Every line in the records below with the string "xmlns" is to be copied out.

Provided records:
┄┄┄┄┄┄┄┄┄┄┄┄┄┄┄┄┄┄┄┄
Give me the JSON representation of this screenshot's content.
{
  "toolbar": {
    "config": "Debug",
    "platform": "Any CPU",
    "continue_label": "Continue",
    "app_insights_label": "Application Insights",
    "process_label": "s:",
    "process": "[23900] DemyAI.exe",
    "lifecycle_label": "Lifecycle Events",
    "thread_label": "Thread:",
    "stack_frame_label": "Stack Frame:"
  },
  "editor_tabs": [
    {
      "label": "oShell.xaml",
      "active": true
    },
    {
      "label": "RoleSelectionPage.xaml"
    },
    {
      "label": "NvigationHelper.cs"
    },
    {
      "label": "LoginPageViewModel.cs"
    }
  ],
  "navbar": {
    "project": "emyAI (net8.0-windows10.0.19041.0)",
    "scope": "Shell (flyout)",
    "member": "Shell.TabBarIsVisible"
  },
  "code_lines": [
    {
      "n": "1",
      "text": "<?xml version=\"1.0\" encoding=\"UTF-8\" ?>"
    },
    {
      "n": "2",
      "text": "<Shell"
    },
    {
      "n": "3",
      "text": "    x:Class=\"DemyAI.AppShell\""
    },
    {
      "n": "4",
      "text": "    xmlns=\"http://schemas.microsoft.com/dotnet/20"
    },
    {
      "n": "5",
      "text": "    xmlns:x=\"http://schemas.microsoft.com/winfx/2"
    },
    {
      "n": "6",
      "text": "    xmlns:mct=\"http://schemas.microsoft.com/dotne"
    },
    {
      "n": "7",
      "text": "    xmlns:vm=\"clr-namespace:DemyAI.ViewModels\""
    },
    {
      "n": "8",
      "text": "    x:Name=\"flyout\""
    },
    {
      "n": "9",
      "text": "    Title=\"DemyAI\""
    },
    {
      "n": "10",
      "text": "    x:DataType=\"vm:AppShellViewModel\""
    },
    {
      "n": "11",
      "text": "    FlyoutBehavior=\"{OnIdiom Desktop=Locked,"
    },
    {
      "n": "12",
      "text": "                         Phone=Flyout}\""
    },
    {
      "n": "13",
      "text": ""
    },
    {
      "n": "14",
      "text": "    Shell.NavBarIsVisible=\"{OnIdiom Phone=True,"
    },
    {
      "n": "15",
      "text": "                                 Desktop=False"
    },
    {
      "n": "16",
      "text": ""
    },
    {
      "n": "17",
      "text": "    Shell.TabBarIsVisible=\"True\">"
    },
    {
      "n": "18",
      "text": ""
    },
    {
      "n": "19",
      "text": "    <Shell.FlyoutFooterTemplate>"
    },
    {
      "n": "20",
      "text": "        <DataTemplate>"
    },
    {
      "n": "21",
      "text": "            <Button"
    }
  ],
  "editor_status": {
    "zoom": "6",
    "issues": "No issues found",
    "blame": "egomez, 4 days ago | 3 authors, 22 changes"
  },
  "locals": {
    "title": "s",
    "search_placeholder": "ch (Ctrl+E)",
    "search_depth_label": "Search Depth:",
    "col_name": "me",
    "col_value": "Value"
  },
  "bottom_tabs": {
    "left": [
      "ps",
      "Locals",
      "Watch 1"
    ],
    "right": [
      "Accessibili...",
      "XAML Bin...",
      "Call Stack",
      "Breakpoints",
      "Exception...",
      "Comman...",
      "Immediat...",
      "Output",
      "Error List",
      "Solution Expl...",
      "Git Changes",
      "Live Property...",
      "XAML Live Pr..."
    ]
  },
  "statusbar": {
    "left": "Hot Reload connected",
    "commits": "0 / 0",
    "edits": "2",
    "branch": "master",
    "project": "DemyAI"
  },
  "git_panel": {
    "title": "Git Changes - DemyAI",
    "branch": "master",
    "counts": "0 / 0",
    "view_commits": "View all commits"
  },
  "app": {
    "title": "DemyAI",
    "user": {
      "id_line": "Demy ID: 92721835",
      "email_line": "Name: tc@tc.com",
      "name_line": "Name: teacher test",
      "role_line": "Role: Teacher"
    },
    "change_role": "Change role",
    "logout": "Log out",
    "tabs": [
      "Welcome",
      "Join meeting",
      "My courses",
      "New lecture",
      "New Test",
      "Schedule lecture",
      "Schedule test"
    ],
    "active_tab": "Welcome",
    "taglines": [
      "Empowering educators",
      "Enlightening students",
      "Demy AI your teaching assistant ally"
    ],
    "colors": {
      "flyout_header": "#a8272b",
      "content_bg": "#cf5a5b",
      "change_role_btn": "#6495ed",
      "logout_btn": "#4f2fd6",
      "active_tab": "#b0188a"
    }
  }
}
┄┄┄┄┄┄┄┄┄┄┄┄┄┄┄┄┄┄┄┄
Expected output:
      "text": "    xmlns=\"http://schemas.microsoft.com/dotnet/20"
      "text": "    xmlns:x=\"http://schemas.microsoft.com/winfx/2"
      "text": "    xmlns:mct=\"http://schemas.microsoft.com/dotne"
      "text": "    xmlns:vm=\"clr-namespace:DemyAI.ViewModels\""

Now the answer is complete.